─── Entries provided ───
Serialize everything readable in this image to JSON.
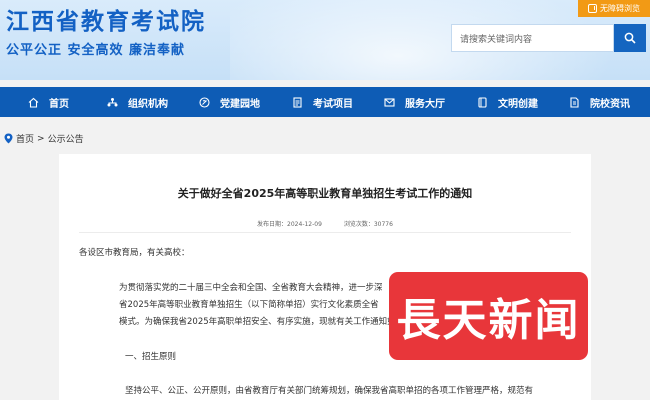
{
  "header": {
    "site_name": "江西省教育考试院",
    "slogan": "公平公正  安全高效  廉洁奉献",
    "accessibility_label": "无障碍浏览",
    "search_placeholder": "请搜索关键词内容"
  },
  "nav": {
    "items": [
      {
        "label": "首页",
        "icon": "home-icon"
      },
      {
        "label": "组织机构",
        "icon": "org-icon"
      },
      {
        "label": "党建园地",
        "icon": "party-icon"
      },
      {
        "label": "考试项目",
        "icon": "document-icon"
      },
      {
        "label": "服务大厅",
        "icon": "service-icon"
      },
      {
        "label": "文明创建",
        "icon": "book-icon"
      },
      {
        "label": "院校资讯",
        "icon": "file-icon"
      }
    ]
  },
  "breadcrumb": {
    "home": "首页",
    "separator": ">",
    "current": "公示公告"
  },
  "article": {
    "title": "关于做好全省2025年高等职业教育单独招生考试工作的通知",
    "publish_label": "发布日期：",
    "publish_date": "2024-12-09",
    "views_label": "浏览次数：",
    "views": "30776",
    "salutation": "各设区市教育局，有关高校：",
    "p1_line1": "为贯彻落实党的二十届三中全会和全国、全省教育大会精神，进一步深",
    "p1_line2": "省2025年高等职业教育单独招生（以下简称单招）实行文化素质全省",
    "p1_line3": "模式。为确保我省2025年高职单招安全、有序实施，现就有关工作通知如下",
    "section1": "一、招生原则",
    "p2_line1": "坚持公平、公正、公开原则，由省教育厅有关部门统筹规划，确保我省高职单招的各项工作管理严格，规范有"
  },
  "watermark": {
    "text": "長天新闻"
  },
  "colors": {
    "primary_blue": "#0e5cb5",
    "title_blue": "#1361c4",
    "accent_orange": "#f29a15",
    "logo_red": "#e8363a"
  }
}
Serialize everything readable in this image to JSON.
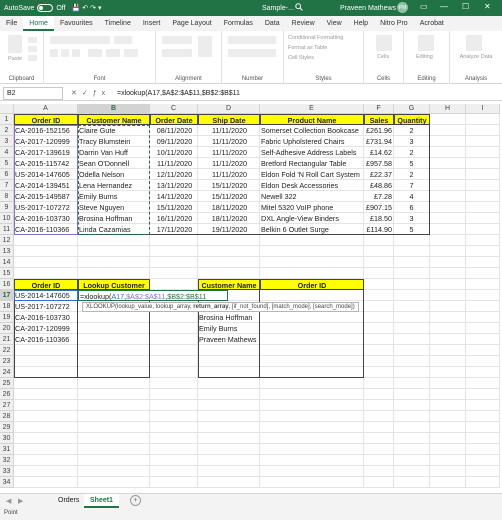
{
  "titlebar": {
    "autosave": "AutoSave",
    "toggle": "Off",
    "filename": "Sample-...",
    "user": "Praveen Mathews",
    "avatar": "PM"
  },
  "tabs": [
    "File",
    "Home",
    "Favourites",
    "Timeline",
    "Insert",
    "Page Layout",
    "Formulas",
    "Data",
    "Review",
    "View",
    "Help",
    "Nitro Pro",
    "Acrobat"
  ],
  "ribbon": {
    "groups": [
      "Clipboard",
      "Font",
      "Alignment",
      "Number",
      "Styles",
      "Cells",
      "Editing",
      "Analysis"
    ],
    "paste": "Paste",
    "styles": [
      "Conditional Formatting",
      "Format as Table",
      "Cell Styles"
    ],
    "cells": "Cells",
    "editing": "Editing",
    "analyze": "Analyze Data"
  },
  "formula_bar": {
    "name_box": "B2",
    "formula": "=xlookup(A17,$A$2:$A$11,$B$2:$B$11"
  },
  "columns": [
    "A",
    "B",
    "C",
    "D",
    "E",
    "F",
    "G",
    "H",
    "I"
  ],
  "rows": [
    "1",
    "2",
    "3",
    "4",
    "5",
    "6",
    "7",
    "8",
    "9",
    "10",
    "11",
    "12",
    "13",
    "14",
    "15",
    "16",
    "17",
    "18",
    "19",
    "20",
    "21",
    "22",
    "23",
    "24",
    "25",
    "26",
    "27",
    "28",
    "29",
    "30",
    "31",
    "32",
    "33",
    "34"
  ],
  "orders_table": {
    "headers": [
      "Order ID",
      "Customer Name",
      "Order Date",
      "Ship Date",
      "Product Name",
      "Sales",
      "Quantity"
    ],
    "rows": [
      [
        "CA-2016-152156",
        "Claire Gute",
        "08/11/2020",
        "11/11/2020",
        "Somerset Collection Bookcase",
        "£261.96",
        "2"
      ],
      [
        "CA-2017-120999",
        "Tracy Blumstein",
        "09/11/2020",
        "11/11/2020",
        "Fabric Upholstered Chairs",
        "£731.94",
        "3"
      ],
      [
        "CA-2017-139619",
        "Darrin Van Huff",
        "10/11/2020",
        "11/11/2020",
        "Self-Adhesive Address Labels",
        "£14.62",
        "2"
      ],
      [
        "CA-2015-115742",
        "Sean O'Donnell",
        "11/11/2020",
        "11/11/2020",
        "Bretford Rectangular Table",
        "£957.58",
        "5"
      ],
      [
        "US-2014-147605",
        "Odella Nelson",
        "12/11/2020",
        "11/11/2020",
        "Eldon Fold 'N Roll Cart System",
        "£22.37",
        "2"
      ],
      [
        "CA-2014-139451",
        "Lena Hernandez",
        "13/11/2020",
        "15/11/2020",
        "Eldon Desk Accessories",
        "£48.86",
        "7"
      ],
      [
        "CA-2015-149587",
        "Emily Burns",
        "14/11/2020",
        "15/11/2020",
        "Newell 322",
        "£7.28",
        "4"
      ],
      [
        "US-2017-107272",
        "Steve Nguyen",
        "15/11/2020",
        "18/11/2020",
        "Mitel 5320 VoIP phone",
        "£907.15",
        "6"
      ],
      [
        "CA-2016-103730",
        "Brosina Hoffman",
        "16/11/2020",
        "18/11/2020",
        "DXL Angle-View Binders",
        "£18.50",
        "3"
      ],
      [
        "CA-2016-110366",
        "Linda Cazamias",
        "17/11/2020",
        "19/11/2020",
        "Belkin 6 Outlet Surge",
        "£114.90",
        "5"
      ]
    ]
  },
  "lookup_table": {
    "headers": [
      "Order ID",
      "Lookup Customer"
    ],
    "rows": [
      "US-2014-147605",
      "US-2017-107272",
      "CA-2016-103730",
      "CA-2017-120999",
      "CA-2016-110366"
    ],
    "editing_formula_prefix": "=xlookup(",
    "editing_formula_ref1": "A17",
    "editing_formula_sep1": ",",
    "editing_formula_ref2": "$A$2:$A$11",
    "editing_formula_sep2": ",",
    "editing_formula_ref3": "$B$2:$B$11",
    "tooltip_prefix": "XLOOKUP(lookup_value, lookup_array, ",
    "tooltip_bold": "return_array",
    "tooltip_suffix": ", [if_not_found], [match_mode], [search_mode])"
  },
  "reverse_table": {
    "headers": [
      "Customer Name",
      "Order ID"
    ],
    "rows": [
      "Brosina Hoffman",
      "Emily Burns",
      "Praveen Mathews"
    ]
  },
  "sheets": [
    "Orders",
    "Sheet1"
  ],
  "active_sheet": "Sheet1",
  "status": "Point",
  "colors": {
    "excel_green": "#217346",
    "header_yellow": "#ffff00"
  }
}
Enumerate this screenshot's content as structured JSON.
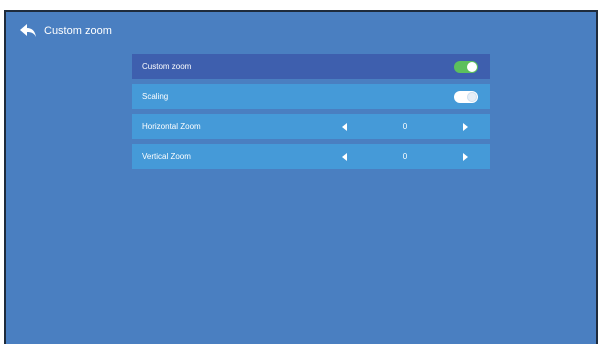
{
  "header": {
    "title": "Custom zoom",
    "back_icon": "back-arrow-icon"
  },
  "menu": {
    "items": [
      {
        "label": "Custom zoom",
        "control": "toggle",
        "state": "on",
        "selected": true
      },
      {
        "label": "Scaling",
        "control": "toggle",
        "state": "off",
        "selected": false
      },
      {
        "label": "Horizontal Zoom",
        "control": "stepper",
        "value": "0",
        "selected": false
      },
      {
        "label": "Vertical Zoom",
        "control": "stepper",
        "value": "0",
        "selected": false
      }
    ]
  },
  "colors": {
    "background": "#4a7fc1",
    "row": "#459ad8",
    "selected_row": "#3e5fae",
    "toggle_on": "#5cc05c"
  }
}
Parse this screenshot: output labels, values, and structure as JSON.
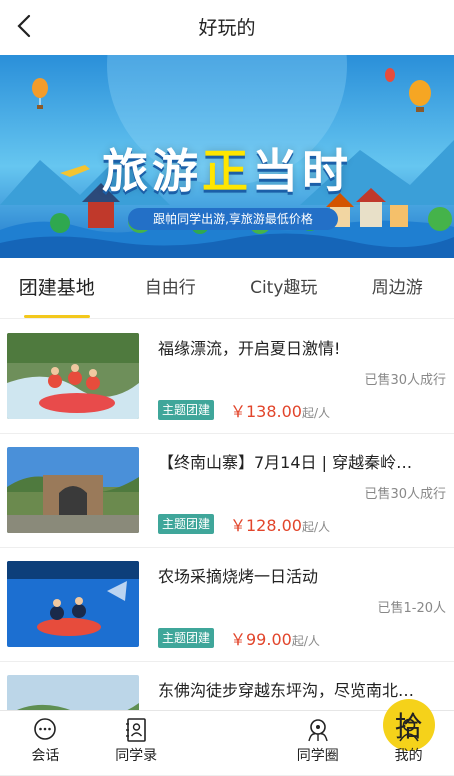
{
  "header": {
    "title": "好玩的"
  },
  "banner": {
    "title_part1": "旅游",
    "title_highlight": "正",
    "title_part2": "当时",
    "subtitle": "跟帕同学出游,享旅游最低价格",
    "dots_count": 5,
    "active_dot_index": 3
  },
  "tabs": [
    {
      "label": "团建基地",
      "active": true
    },
    {
      "label": "自由行",
      "active": false
    },
    {
      "label": "City趣玩",
      "active": false
    },
    {
      "label": "周边游",
      "active": false
    }
  ],
  "items": [
    {
      "title": "福缘漂流，开启夏日激情!",
      "sold": "已售30人成行",
      "tag": "主题团建",
      "price": "￥138.00",
      "unit": "起/人"
    },
    {
      "title": "【终南山寨】7月14日 | 穿越秦岭…",
      "sold": "已售30人成行",
      "tag": "主题团建",
      "price": "￥128.00",
      "unit": "起/人"
    },
    {
      "title": "农场采摘烧烤一日活动",
      "sold": "已售1-20人",
      "tag": "主题团建",
      "price": "￥99.00",
      "unit": "起/人"
    },
    {
      "title": "东佛沟徒步穿越东坪沟，尽览南北…",
      "sold": "",
      "tag": "",
      "price": "",
      "unit": ""
    }
  ],
  "tabbar": {
    "items": [
      {
        "label": "会话",
        "icon": "chat-icon"
      },
      {
        "label": "同学录",
        "icon": "contacts-icon"
      },
      {
        "label": "拾",
        "icon": "center-action"
      },
      {
        "label": "同学圈",
        "icon": "moments-icon"
      },
      {
        "label": "我的",
        "icon": "profile-icon"
      }
    ]
  }
}
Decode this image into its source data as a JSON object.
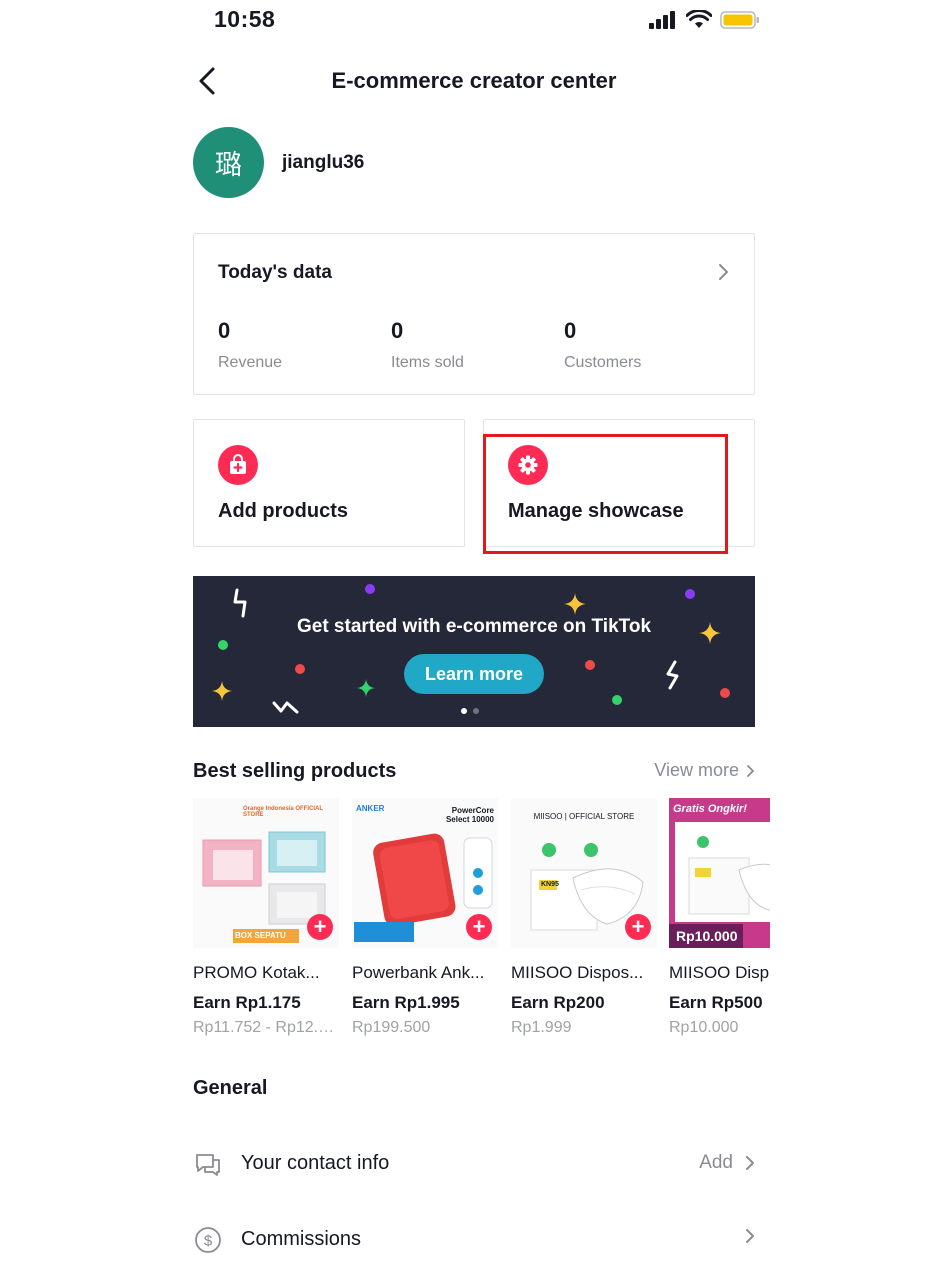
{
  "status_bar": {
    "time": "10:58"
  },
  "header": {
    "title": "E-commerce creator center"
  },
  "profile": {
    "avatar_char": "璐",
    "username": "jianglu36"
  },
  "today": {
    "title": "Today's data",
    "stats": [
      {
        "value": "0",
        "label": "Revenue"
      },
      {
        "value": "0",
        "label": "Items sold"
      },
      {
        "value": "0",
        "label": "Customers"
      }
    ]
  },
  "actions": [
    {
      "label": "Add products",
      "icon": "shopping-bag-plus-icon"
    },
    {
      "label": "Manage showcase",
      "icon": "gear-icon"
    }
  ],
  "banner": {
    "text": "Get started with e-commerce on TikTok",
    "button": "Learn more",
    "page_count": 2,
    "active_page": 1
  },
  "best_selling": {
    "title": "Best selling products",
    "view_more": "View more",
    "products": [
      {
        "name": "PROMO Kotak...",
        "earn": "Earn Rp1.175",
        "price": "Rp11.752 - Rp12.4...",
        "brand": "Orange Indonesia OFFICIAL STORE",
        "tag": "BOX SEPATU"
      },
      {
        "name": "Powerbank Ank...",
        "earn": "Earn Rp1.995",
        "price": "Rp199.500",
        "brand": "ANKER",
        "tag": "PowerCore Select 10000"
      },
      {
        "name": "MIISOO Dispos...",
        "earn": "Earn Rp200",
        "price": "Rp1.999",
        "brand": "MIISOO | OFFICIAL STORE",
        "tag": "KN95"
      },
      {
        "name": "MIISOO Disp",
        "earn": "Earn Rp500",
        "price": "Rp10.000",
        "brand": "Gratis Ongkir!",
        "tag": "Rp10.000"
      }
    ]
  },
  "general": {
    "title": "General",
    "rows": [
      {
        "label": "Your contact info",
        "right": "Add",
        "icon": "chat-bubble-icon"
      },
      {
        "label": "Commissions",
        "right": "",
        "icon": "dollar-circle-icon"
      }
    ]
  },
  "colors": {
    "accent": "#fe2c55",
    "banner_bg": "#252838",
    "learn_button": "#20a8c6",
    "avatar_bg": "#1f8f78",
    "highlight": "#e0191f"
  }
}
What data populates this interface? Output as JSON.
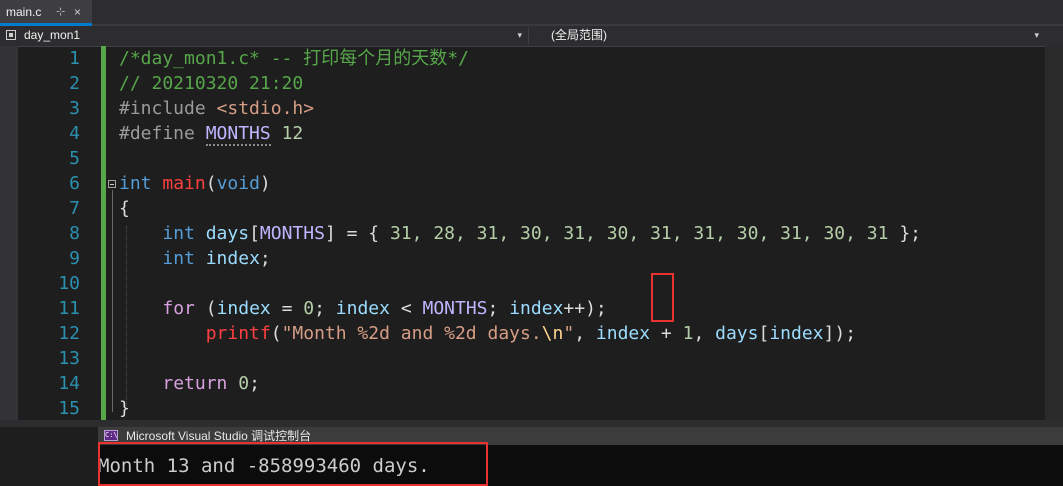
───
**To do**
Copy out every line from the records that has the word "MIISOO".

**Result below**
        "name": "MIISOO Dispos...",
        "brand": "MIISOO | OFFICIAL STORE",
        "name": "MIISOO Disp",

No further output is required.